= Task =
Go through the data and copy each line that holds "icon".

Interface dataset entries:
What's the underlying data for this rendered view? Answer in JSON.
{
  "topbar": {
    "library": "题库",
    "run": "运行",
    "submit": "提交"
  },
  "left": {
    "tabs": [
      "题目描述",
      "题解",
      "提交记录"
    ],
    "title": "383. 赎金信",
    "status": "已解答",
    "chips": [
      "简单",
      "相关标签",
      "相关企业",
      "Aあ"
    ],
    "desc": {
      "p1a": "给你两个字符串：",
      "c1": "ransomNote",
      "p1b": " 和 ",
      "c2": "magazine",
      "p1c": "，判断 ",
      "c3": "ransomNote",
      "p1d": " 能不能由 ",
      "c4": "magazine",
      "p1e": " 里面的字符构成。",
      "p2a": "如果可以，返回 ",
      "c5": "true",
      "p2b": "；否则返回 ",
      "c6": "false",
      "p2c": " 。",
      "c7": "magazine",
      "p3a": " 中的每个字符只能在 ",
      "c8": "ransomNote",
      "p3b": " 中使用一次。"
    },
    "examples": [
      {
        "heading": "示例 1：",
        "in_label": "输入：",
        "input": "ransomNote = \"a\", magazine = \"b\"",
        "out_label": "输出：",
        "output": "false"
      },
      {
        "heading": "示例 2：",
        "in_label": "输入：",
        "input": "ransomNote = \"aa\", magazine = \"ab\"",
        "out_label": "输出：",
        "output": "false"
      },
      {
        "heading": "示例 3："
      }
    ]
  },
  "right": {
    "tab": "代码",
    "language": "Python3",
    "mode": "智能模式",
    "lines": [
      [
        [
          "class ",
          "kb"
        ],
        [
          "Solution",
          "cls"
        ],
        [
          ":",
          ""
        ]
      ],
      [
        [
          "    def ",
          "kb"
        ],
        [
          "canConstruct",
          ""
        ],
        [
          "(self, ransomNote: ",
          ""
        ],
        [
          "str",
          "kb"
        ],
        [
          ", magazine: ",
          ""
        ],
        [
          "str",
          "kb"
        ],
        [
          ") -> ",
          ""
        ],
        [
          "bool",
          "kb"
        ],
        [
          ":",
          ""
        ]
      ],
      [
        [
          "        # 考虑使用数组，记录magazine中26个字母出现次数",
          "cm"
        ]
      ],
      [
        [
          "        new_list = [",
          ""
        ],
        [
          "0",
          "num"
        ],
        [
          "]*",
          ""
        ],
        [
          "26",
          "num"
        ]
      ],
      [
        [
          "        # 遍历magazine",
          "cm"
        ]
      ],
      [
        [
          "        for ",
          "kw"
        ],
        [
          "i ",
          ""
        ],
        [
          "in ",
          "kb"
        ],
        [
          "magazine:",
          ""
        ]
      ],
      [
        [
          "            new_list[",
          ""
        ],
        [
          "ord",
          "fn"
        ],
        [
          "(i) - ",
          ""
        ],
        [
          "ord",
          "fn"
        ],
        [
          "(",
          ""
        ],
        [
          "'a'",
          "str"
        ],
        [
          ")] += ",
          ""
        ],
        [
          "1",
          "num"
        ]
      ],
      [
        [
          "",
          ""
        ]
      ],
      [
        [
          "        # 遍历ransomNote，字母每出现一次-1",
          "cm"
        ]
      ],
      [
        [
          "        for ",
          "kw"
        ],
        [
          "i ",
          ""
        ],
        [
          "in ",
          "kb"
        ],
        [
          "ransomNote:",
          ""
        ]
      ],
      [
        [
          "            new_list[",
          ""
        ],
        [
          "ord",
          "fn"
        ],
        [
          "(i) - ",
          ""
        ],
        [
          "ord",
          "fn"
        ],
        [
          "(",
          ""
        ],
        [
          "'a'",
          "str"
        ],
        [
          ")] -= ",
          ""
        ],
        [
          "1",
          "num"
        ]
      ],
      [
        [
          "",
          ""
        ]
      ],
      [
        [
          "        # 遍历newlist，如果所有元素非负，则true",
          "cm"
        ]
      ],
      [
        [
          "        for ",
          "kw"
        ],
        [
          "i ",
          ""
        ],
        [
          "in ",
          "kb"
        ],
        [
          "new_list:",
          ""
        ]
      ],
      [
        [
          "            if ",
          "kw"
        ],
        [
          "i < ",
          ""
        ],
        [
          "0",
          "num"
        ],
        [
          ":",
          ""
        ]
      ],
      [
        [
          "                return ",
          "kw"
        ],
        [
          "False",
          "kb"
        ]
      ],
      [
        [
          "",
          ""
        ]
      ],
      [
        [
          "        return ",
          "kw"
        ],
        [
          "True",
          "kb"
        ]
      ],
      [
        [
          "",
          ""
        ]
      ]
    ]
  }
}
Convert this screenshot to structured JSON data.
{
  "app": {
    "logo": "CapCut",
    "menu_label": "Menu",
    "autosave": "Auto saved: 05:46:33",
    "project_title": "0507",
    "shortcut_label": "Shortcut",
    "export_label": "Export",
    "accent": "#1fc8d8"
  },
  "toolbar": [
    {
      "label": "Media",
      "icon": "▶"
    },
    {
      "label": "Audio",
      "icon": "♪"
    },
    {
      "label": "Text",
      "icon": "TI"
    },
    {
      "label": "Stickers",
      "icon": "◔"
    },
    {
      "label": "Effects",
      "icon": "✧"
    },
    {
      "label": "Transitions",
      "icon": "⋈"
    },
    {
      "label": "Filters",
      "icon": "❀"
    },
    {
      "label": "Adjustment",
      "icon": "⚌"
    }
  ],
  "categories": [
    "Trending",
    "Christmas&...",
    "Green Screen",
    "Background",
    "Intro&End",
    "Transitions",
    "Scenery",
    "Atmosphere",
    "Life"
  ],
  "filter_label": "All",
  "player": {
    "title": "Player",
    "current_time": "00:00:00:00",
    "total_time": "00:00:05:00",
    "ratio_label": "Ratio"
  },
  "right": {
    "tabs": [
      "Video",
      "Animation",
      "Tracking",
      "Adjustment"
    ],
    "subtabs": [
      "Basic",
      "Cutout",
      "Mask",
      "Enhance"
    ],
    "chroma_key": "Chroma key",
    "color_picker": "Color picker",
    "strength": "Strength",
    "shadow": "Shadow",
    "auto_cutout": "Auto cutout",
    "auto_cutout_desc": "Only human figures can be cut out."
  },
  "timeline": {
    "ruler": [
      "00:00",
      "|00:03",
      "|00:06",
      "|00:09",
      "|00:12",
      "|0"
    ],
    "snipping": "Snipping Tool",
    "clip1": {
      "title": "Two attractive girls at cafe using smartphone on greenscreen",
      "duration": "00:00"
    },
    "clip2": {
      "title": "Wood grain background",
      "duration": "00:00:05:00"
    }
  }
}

= Answer =
      "icon": "▶"
      "icon": "♪"
      "icon": "TI"
      "icon": "◔"
      "icon": "✧"
      "icon": "⋈"
      "icon": "❀"
      "icon": "⚌"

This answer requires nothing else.